I am aware that Robert Corrigan died from the effects of the wounds he had received on the nineteenth of October, 1855. I am aware that his body was removed from St. Sylvester to Leeds, where the Coroner's inquest was held upon his body. It was then said that the reason of the removal of the body to Leeds was in consequence of a report circulated that a mob intended to remove the body and make away with it.
I believe the assault upon Corrigan at the cattle show arose from previous difficulties which he had had with some of the parties since charged with his murder. It appeared that having been assaulted on a certain occasion, and having had a fight with one or more of them, he had caused them to be arreslcd under a warrant from a Justice of the Peace, but sebscqucntly settled with them at one pound a piece, as I was informed. This created a bad feeling against him on the part of oneO'N.ill and others, who had been the parties arrested, and who, it was said, would avail themselves of the first opportunity to be revenged of him. The one pound above mentioned paid by each of the said parties did not cover Corrigan's expenses, as far as I know. Having had myself some difficulty with Corrigan about a small sum of money, and it being known that he and I were not on good terms, Patrick O'Neill long before the Battle show, endeavored to persuade me to get into personal collision with Corrigan, and from the feeling which O'Neill and his party had towards Corrigan I am persuaded they had it in for him at the cattle show. The friends of Corrigan, I mean the Protestants of St. Sylvester, having determined upon removing his body to Leeds, inconsequence of the apprehensions I have stated as existing, it was reported that the Roman Catholics of fck. Sylvester would interfere to prevent it. Whereupon assistance from Leeds was requested and the body was escorted to Leeds by a large body of men, the inhabitants of both places, chiefly Protestants, but I believe some of the Leeds Roman Cittholics assisted. I myself abstained from attending on that occasion, which I should not have done but for the apprehension of a row.
From what I heard at Machcll's, immediately after the beating of Corrigan, I saw that the beating was made a party affair of. Francis Donaghuc, then appearing much irritated, called out for the face of a Protestant.

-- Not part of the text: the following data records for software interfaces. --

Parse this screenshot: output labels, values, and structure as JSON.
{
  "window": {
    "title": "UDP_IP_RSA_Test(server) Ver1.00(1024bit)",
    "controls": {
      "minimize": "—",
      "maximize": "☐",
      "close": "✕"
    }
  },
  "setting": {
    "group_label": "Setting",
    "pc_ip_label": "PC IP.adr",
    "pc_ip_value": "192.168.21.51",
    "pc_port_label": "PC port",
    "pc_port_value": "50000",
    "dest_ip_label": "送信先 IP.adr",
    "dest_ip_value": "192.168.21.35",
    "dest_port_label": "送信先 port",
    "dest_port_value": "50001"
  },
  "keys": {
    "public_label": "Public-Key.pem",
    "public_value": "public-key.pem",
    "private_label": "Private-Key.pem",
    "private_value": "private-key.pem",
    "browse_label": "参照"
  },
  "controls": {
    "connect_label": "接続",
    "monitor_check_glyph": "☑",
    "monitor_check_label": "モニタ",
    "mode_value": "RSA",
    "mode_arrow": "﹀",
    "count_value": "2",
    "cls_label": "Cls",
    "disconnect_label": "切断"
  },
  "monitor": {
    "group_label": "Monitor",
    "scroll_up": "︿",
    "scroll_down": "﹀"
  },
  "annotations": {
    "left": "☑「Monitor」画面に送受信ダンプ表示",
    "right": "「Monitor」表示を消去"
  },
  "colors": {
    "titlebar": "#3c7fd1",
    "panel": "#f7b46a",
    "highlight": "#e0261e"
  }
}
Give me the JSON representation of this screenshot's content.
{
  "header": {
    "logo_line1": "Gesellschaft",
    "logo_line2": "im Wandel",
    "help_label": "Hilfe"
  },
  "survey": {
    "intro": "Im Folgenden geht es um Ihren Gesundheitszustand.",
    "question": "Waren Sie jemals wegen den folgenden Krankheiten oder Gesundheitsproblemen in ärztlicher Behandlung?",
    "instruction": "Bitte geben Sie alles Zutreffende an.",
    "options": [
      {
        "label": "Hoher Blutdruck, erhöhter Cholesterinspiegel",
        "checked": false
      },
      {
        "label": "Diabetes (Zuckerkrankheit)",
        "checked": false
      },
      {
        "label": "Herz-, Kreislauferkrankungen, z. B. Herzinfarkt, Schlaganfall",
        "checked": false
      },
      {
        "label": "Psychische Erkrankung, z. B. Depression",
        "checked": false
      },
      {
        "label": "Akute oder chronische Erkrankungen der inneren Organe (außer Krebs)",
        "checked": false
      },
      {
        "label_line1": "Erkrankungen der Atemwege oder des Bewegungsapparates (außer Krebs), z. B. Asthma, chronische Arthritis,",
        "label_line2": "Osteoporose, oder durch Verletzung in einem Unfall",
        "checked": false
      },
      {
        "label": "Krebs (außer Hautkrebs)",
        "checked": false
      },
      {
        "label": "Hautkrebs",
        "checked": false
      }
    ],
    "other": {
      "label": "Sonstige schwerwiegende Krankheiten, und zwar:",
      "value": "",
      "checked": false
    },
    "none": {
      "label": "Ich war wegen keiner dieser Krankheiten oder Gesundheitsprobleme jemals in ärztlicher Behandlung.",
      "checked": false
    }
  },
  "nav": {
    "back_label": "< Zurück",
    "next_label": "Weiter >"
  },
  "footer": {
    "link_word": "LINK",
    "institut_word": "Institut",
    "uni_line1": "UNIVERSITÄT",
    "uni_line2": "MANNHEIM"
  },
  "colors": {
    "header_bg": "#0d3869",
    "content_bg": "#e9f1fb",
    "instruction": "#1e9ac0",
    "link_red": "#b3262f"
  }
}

He was surroundc-d by a cro^dat that time, some of whom were getting into the house in pursuit of a man named Stocking. The subject of these difficulties and the cause of them were discussed from that time out throughout the parish. The opinion of the Protestants, from the observations which were made by the Catholics, was that Corrigan had been beaten on account of his religion, and from that time out there has been a split between the Protestants and Catholics. Thcrs is, however, in the parish, a cla-s of lUman Catholics of respectable position who desire peace and order, and disapprove of the conduct of those connected with the death of Robt. Corrigan. This class I think to be the majority of the Roman Catholics, and the most intelligent, influential and wealthy amongst them. This division still exists in the parish, but I think the excitement is subsiding. A feeling prevails amongst the 1'rotcstants and a great many of the Roman Catholics, that justice has not been done, and that Kelly and others ought not to have got off clear. This I have heard expressed by very many Roman Catholics, who have also stated to me that when they travel to other places they feel ashamed to own themselves Roman Catholics of St. Sylvester. 1 have also heard it generally stated that if some remedy were not found a rebellion in that part of the country would be the consequence.
(Signed,) THOMAS CROMWELL
Taken and acknowledged before us at Quebec, this 14th March, 1857.
John B. Parkiv, i
(Signed,) Geo A. Phillpotts, > Commissioners.